**REQUIRED ACTION**: The reply should hold every record, copied exactly.

**RECORDS PROVIDED**:

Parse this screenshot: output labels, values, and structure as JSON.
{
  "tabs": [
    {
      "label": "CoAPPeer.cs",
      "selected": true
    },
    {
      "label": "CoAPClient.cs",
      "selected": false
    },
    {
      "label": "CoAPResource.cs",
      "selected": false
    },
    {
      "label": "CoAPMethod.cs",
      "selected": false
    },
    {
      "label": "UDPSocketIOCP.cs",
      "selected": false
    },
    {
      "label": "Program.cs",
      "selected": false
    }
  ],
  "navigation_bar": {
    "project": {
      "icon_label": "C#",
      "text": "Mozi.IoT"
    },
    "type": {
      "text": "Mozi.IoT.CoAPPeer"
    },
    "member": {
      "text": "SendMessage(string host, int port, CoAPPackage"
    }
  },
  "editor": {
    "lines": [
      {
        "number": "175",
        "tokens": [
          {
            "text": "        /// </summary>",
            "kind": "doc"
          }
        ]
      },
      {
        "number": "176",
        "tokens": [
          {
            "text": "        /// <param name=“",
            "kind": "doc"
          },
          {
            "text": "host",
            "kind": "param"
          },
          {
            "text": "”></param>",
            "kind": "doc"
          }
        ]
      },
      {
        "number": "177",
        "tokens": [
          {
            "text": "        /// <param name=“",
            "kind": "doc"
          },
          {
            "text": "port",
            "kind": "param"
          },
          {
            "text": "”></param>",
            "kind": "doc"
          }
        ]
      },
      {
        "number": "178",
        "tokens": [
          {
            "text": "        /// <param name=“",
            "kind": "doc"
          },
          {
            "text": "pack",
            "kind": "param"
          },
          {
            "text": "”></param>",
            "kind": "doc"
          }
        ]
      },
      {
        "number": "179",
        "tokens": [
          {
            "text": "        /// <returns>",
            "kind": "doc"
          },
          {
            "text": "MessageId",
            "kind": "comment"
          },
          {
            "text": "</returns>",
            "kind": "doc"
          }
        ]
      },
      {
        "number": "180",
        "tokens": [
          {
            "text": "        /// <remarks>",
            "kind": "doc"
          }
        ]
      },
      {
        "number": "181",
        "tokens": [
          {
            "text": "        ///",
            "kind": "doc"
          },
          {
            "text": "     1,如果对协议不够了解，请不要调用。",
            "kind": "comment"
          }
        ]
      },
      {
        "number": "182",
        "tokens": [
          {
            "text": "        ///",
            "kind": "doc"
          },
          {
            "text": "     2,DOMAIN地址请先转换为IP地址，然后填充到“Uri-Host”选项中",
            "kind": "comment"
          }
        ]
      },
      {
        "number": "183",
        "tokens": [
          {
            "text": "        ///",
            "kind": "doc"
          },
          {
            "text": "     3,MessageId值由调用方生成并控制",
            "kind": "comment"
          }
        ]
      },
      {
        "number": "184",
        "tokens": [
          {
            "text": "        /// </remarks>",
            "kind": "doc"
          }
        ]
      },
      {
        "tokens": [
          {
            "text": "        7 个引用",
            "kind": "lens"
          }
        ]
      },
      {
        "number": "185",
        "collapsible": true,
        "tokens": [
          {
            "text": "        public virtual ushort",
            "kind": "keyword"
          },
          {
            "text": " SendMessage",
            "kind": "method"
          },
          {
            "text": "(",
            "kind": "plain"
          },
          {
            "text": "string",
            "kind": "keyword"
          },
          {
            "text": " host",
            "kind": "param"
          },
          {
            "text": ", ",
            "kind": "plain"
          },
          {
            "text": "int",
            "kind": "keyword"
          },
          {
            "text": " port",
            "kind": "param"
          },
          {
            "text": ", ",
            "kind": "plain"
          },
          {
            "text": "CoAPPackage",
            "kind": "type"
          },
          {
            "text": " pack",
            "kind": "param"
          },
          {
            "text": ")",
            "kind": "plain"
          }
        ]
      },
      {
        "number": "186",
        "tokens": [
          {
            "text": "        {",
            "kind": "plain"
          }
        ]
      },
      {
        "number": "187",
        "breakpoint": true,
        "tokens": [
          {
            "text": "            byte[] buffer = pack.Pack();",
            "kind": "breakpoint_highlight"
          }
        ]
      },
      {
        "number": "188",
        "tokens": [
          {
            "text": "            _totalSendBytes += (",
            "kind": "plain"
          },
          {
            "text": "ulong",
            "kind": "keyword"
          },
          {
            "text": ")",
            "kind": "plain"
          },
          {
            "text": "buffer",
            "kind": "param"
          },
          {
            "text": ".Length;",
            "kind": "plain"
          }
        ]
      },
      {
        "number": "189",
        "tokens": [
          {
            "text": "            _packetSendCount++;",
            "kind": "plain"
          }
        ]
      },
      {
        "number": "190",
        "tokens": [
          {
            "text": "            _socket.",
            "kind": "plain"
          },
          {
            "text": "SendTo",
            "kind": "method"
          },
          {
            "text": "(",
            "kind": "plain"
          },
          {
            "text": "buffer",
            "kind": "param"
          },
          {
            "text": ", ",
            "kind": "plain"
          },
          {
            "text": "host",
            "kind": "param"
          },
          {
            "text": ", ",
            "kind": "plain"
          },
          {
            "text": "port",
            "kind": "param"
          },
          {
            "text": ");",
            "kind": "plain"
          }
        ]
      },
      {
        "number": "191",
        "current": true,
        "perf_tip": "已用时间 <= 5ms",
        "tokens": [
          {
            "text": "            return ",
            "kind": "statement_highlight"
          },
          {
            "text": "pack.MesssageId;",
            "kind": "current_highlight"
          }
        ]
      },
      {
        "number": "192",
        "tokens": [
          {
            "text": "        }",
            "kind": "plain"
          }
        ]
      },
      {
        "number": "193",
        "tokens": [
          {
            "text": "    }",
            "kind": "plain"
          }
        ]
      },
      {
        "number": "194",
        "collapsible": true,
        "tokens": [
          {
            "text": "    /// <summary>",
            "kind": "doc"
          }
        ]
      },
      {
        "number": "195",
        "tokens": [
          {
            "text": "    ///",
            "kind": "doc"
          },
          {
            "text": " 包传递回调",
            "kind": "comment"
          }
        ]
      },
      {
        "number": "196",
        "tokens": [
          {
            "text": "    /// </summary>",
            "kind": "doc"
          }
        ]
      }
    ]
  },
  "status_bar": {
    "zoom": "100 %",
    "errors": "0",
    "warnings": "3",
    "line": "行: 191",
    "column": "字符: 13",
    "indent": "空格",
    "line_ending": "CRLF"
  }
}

**EXERCISE OUTPUT**:
Parse this screenshot: output labels, values, and structure as JSON.
{
  "tabs": [
    {
      "label": "CoAPPeer.cs",
      "selected": true
    },
    {
      "label": "CoAPClient.cs",
      "selected": false
    },
    {
      "label": "CoAPResource.cs",
      "selected": false
    },
    {
      "label": "CoAPMethod.cs",
      "selected": false
    },
    {
      "label": "UDPSocketIOCP.cs",
      "selected": false
    },
    {
      "label": "Program.cs",
      "selected": false
    }
  ],
  "navigation_bar": {
    "project": {
      "icon_label": "C#",
      "text": "Mozi.IoT"
    },
    "type": {
      "text": "Mozi.IoT.CoAPPeer"
    },
    "member": {
      "text": "SendMessage(string host, int port, CoAPPackage"
    }
  },
  "editor": {
    "lines": [
      {
        "number": "175",
        "tokens": [
          {
            "text": "        /// </summary>",
            "kind": "doc"
          }
        ]
      },
      {
        "number": "176",
        "tokens": [
          {
            "text": "        /// <param name=“",
            "kind": "doc"
          },
          {
            "text": "host",
            "kind": "param"
          },
          {
            "text": "”></param>",
            "kind": "doc"
          }
        ]
      },
      {
        "number": "177",
        "tokens": [
          {
            "text": "        /// <param name=“",
            "kind": "doc"
          },
          {
            "text": "port",
            "kind": "param"
          },
          {
            "text": "”></param>",
            "kind": "doc"
          }
        ]
      },
      {
        "number": "178",
        "tokens": [
          {
            "text": "        /// <param name=“",
            "kind": "doc"
          },
          {
            "text": "pack",
            "kind": "param"
          },
          {
            "text": "”></param>",
            "kind": "doc"
          }
        ]
      },
      {
        "number": "179",
        "tokens": [
          {
            "text": "        /// <returns>",
            "kind": "doc"
          },
          {
            "text": "MessageId",
            "kind": "comment"
          },
          {
            "text": "</returns>",
            "kind": "doc"
          }
        ]
      },
      {
        "number": "180",
        "tokens": [
          {
            "text": "        /// <remarks>",
            "kind": "doc"
          }
        ]
      },
      {
        "number": "181",
        "tokens": [
          {
            "text": "        ///",
            "kind": "doc"
          },
          {
            "text": "     1,如果对协议不够了解，请不要调用。",
            "kind": "comment"
          }
        ]
      },
      {
        "number": "182",
        "tokens": [
          {
            "text": "        ///",
            "kind": "doc"
          },
          {
            "text": "     2,DOMAIN地址请先转换为IP地址，然后填充到“Uri-Host”选项中",
            "kind": "comment"
          }
        ]
      },
      {
        "number": "183",
        "tokens": [
          {
            "text": "        ///",
            "kind": "doc"
          },
          {
            "text": "     3,MessageId值由调用方生成并控制",
            "kind": "comment"
          }
        ]
      },
      {
        "number": "184",
        "tokens": [
          {
            "text": "        /// </remarks>",
            "kind": "doc"
          }
        ]
      },
      {
        "tokens": [
          {
            "text": "        7 个引用",
            "kind": "lens"
          }
        ]
      },
      {
        "number": "185",
        "collapsible": true,
        "tokens": [
          {
            "text": "        public virtual ushort",
            "kind": "keyword"
          },
          {
            "text": " SendMessage",
            "kind": "method"
          },
          {
            "text": "(",
            "kind": "plain"
          },
          {
            "text": "string",
            "kind": "keyword"
          },
          {
            "text": " host",
            "kind": "param"
          },
          {
            "text": ", ",
            "kind": "plain"
          },
          {
            "text": "int",
            "kind": "keyword"
          },
          {
            "text": " port",
            "kind": "param"
          },
          {
            "text": ", ",
            "kind": "plain"
          },
          {
            "text": "CoAPPackage",
            "kind": "type"
          },
          {
            "text": " pack",
            "kind": "param"
          },
          {
            "text": ")",
            "kind": "plain"
          }
        ]
      },
      {
        "number": "186",
        "tokens": [
          {
            "text": "        {",
            "kind": "plain"
          }
        ]
      },
      {
        "number": "187",
        "breakpoint": true,
        "tokens": [
          {
            "text": "            byte[] buffer = pack.Pack();",
            "kind": "breakpoint_highlight"
          }
        ]
      },
      {
        "number": "188",
        "tokens": [
          {
            "text": "            _totalSendBytes += (",
            "kind": "plain"
          },
          {
            "text": "ulong",
            "kind": "keyword"
          },
          {
            "text": ")",
            "kind": "plain"
          },
          {
            "text": "buffer",
            "kind": "param"
          },
          {
            "text": ".Length;",
            "kind": "plain"
          }
        ]
      },
      {
        "number": "189",
        "tokens": [
          {
            "text": "            _packetSendCount++;",
            "kind": "plain"
          }
        ]
      },
      {
        "number": "190",
        "tokens": [
          {
            "text": "            _socket.",
            "kind": "plain"
          },
          {
            "text": "SendTo",
            "kind": "method"
          },
          {
            "text": "(",
            "kind": "plain"
          },
          {
            "text": "buffer",
            "kind": "param"
          },
          {
            "text": ", ",
            "kind": "plain"
          },
          {
            "text": "host",
            "kind": "param"
          },
          {
            "text": ", ",
            "kind": "plain"
          },
          {
            "text": "port",
            "kind": "param"
          },
          {
            "text": ");",
            "kind": "plain"
          }
        ]
      },
      {
        "number": "191",
        "current": true,
        "perf_tip": "已用时间 <= 5ms",
        "tokens": [
          {
            "text": "            return ",
            "kind": "statement_highlight"
          },
          {
            "text": "pack.MesssageId;",
            "kind": "current_highlight"
          }
        ]
      },
      {
        "number": "192",
        "tokens": [
          {
            "text": "        }",
            "kind": "plain"
          }
        ]
      },
      {
        "number": "193",
        "tokens": [
          {
            "text": "    }",
            "kind": "plain"
          }
        ]
      },
      {
        "number": "194",
        "collapsible": true,
        "tokens": [
          {
            "text": "    /// <summary>",
            "kind": "doc"
          }
        ]
      },
      {
        "number": "195",
        "tokens": [
          {
            "text": "    ///",
            "kind": "doc"
          },
          {
            "text": " 包传递回调",
            "kind": "comment"
          }
        ]
      },
      {
        "number": "196",
        "tokens": [
          {
            "text": "    /// </summary>",
            "kind": "doc"
          }
        ]
      }
    ]
  },
  "status_bar": {
    "zoom": "100 %",
    "errors": "0",
    "warnings": "3",
    "line": "行: 191",
    "column": "字符: 13",
    "indent": "空格",
    "line_ending": "CRLF"
  }
}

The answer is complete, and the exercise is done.